■ **DIRECTIONS FOR THIS TASK**
Go through the entries below and work out how many lines include "Interval"; give only that number.

[Component data from apps and pages]
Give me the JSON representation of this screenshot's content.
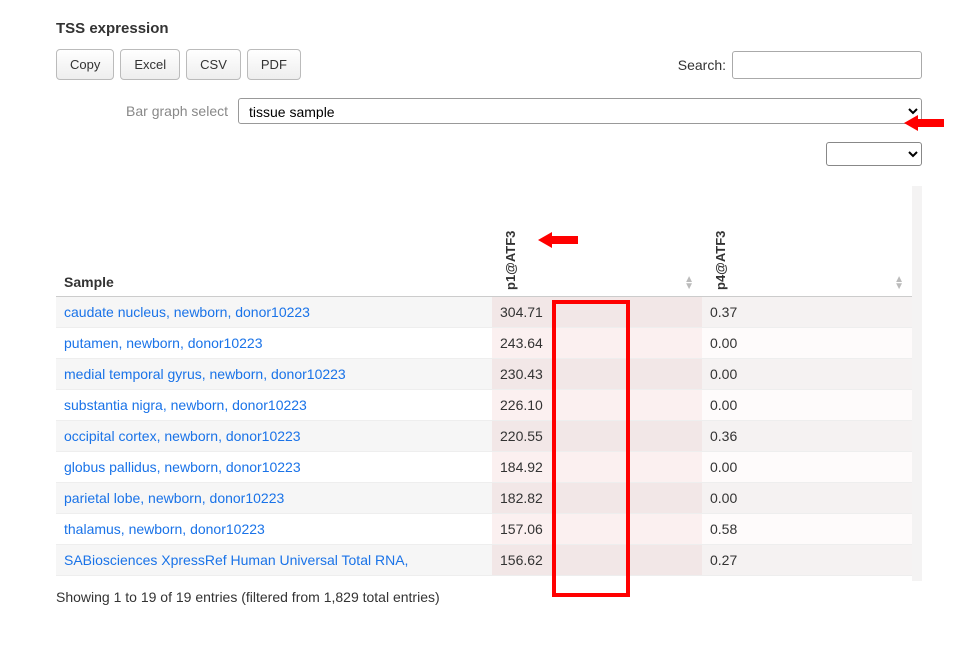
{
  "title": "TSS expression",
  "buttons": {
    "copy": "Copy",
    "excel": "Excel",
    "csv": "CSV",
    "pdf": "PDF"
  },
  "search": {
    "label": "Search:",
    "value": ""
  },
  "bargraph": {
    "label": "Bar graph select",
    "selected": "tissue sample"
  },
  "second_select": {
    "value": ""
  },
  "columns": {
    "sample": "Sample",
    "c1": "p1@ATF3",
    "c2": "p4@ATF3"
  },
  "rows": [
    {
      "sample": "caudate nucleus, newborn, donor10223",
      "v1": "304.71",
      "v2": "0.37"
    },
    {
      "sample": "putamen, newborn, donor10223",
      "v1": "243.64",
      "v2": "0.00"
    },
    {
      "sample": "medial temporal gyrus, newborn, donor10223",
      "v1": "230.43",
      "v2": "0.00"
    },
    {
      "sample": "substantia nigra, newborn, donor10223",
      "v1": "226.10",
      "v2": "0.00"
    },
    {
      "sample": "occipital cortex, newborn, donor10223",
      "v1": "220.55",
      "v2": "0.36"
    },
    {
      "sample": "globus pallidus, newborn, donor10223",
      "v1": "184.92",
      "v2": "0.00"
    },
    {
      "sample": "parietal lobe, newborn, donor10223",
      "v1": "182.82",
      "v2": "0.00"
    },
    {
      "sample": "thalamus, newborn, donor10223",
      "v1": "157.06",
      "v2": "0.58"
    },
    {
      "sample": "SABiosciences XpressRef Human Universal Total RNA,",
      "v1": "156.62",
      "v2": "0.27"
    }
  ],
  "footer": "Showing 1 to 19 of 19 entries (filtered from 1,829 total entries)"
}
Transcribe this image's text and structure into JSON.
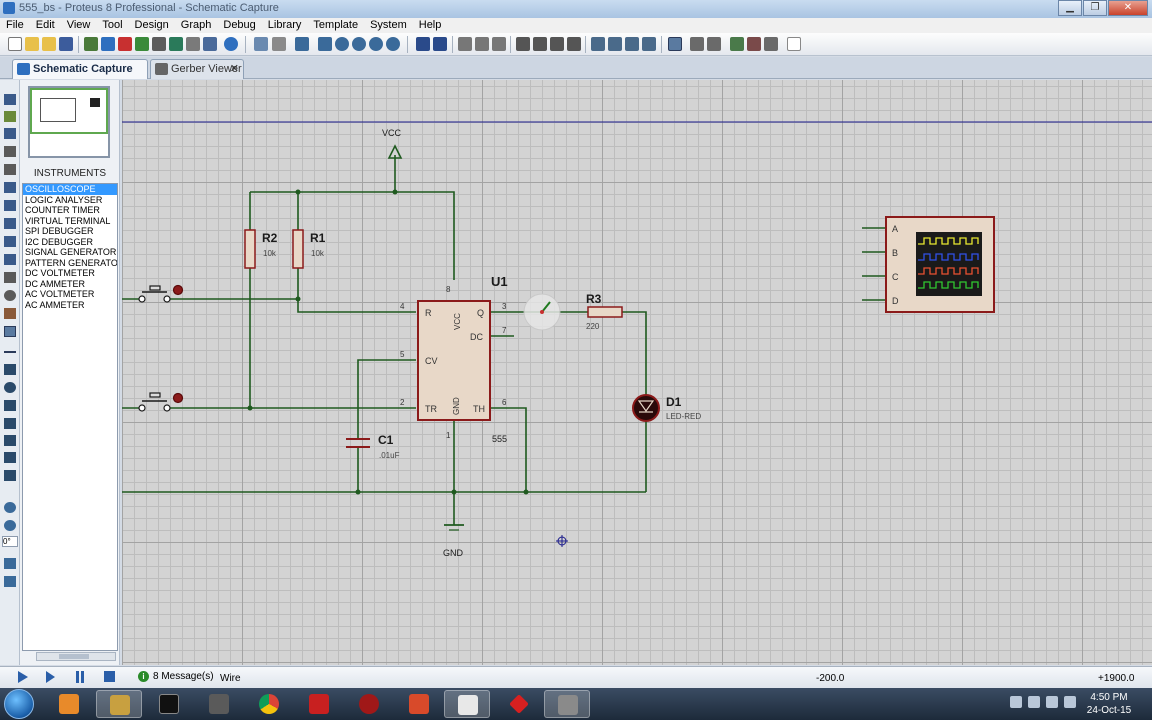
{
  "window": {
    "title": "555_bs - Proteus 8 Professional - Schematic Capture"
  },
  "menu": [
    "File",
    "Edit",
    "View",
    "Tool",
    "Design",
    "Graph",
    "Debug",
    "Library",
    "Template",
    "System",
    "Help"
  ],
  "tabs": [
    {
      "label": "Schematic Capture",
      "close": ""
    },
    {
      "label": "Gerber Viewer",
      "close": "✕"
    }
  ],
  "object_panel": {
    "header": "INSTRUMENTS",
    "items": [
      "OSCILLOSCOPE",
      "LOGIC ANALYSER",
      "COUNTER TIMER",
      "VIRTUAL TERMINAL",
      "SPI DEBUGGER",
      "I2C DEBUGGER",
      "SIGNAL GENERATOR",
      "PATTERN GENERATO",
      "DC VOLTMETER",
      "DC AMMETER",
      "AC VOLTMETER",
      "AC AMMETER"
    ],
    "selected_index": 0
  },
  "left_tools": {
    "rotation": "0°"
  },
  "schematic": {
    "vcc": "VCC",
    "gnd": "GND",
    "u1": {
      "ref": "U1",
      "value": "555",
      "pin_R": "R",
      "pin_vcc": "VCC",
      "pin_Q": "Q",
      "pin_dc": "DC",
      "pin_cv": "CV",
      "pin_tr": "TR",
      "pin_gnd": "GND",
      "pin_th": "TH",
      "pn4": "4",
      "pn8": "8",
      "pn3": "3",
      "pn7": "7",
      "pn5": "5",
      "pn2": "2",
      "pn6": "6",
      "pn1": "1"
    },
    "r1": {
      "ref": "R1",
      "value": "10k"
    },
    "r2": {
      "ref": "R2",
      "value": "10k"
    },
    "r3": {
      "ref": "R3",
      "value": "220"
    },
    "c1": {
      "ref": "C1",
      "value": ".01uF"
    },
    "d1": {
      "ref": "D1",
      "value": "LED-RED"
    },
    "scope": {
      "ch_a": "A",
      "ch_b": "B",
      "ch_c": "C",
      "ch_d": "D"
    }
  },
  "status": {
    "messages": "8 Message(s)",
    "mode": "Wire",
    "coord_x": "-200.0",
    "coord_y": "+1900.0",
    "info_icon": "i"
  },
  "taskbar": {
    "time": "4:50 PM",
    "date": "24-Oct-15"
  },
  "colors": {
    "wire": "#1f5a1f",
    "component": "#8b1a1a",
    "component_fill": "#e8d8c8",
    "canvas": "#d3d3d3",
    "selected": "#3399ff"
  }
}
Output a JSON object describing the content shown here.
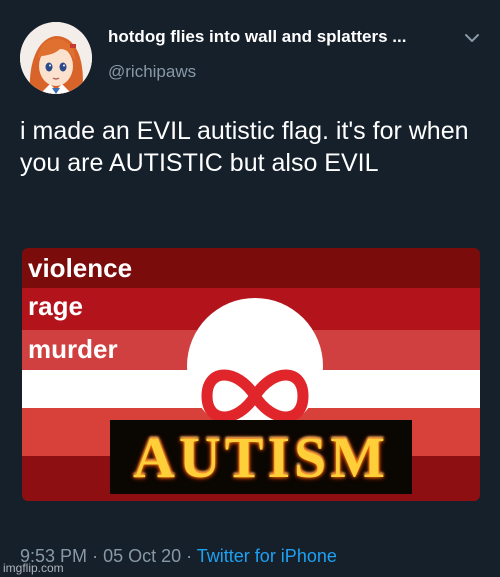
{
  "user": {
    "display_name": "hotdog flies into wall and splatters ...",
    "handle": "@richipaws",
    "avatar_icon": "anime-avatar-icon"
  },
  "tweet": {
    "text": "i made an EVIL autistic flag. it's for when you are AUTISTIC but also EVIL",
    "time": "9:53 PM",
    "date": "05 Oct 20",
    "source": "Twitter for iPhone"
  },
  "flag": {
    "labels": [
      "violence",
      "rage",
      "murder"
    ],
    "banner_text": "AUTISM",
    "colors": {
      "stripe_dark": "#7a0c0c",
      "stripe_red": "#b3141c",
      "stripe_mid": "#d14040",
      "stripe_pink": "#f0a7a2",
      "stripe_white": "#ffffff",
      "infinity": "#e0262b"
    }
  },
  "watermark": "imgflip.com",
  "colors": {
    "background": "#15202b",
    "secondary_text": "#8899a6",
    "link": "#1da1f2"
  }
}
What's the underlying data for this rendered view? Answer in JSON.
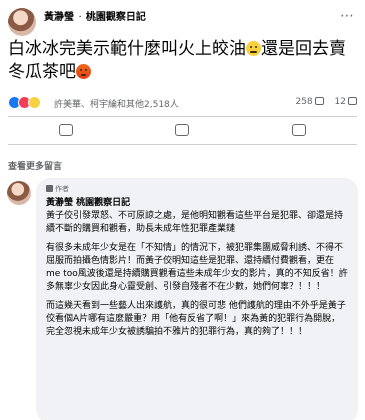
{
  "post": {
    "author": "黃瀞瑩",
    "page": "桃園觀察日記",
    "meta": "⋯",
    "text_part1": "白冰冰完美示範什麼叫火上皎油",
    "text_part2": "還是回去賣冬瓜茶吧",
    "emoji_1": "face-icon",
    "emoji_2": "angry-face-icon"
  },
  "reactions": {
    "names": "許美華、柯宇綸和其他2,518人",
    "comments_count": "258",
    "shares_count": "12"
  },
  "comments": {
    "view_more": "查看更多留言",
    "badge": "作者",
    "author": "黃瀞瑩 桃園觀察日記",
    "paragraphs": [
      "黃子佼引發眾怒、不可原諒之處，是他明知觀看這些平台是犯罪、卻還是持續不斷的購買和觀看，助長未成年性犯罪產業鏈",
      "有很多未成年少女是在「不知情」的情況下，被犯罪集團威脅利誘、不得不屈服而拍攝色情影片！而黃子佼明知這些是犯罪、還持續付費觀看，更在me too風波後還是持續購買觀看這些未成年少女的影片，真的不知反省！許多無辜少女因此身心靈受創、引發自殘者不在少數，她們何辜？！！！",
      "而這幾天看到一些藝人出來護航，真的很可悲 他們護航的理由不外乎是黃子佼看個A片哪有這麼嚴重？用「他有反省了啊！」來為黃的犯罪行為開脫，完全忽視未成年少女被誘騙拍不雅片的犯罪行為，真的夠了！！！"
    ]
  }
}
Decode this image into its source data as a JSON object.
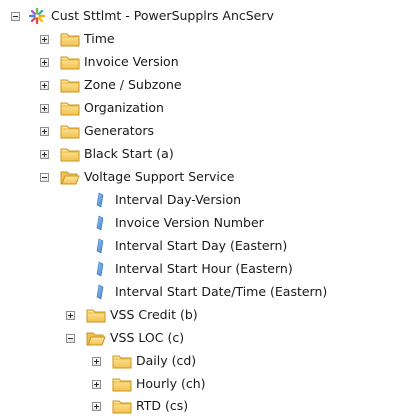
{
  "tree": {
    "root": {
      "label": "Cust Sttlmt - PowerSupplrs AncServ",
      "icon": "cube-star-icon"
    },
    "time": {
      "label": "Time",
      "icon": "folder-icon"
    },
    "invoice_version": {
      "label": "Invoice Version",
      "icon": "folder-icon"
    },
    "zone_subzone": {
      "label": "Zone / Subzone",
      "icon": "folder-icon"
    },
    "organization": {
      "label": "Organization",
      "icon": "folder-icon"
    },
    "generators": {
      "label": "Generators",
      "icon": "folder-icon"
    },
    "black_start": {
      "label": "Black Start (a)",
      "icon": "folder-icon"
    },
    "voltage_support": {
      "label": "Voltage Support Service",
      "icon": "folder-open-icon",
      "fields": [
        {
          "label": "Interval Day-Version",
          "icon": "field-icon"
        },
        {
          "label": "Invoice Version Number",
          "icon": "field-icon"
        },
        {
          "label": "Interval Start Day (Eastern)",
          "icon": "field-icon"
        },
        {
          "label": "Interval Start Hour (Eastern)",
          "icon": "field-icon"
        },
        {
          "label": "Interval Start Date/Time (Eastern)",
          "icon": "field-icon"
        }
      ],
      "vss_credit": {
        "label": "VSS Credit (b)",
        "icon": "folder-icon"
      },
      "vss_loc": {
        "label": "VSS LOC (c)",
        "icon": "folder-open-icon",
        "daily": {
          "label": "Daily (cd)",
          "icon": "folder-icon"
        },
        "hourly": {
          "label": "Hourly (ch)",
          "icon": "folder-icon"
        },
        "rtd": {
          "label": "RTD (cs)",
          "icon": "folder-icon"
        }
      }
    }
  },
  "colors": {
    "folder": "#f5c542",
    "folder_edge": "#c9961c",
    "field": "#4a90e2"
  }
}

■ **TASK RESPONSE**
4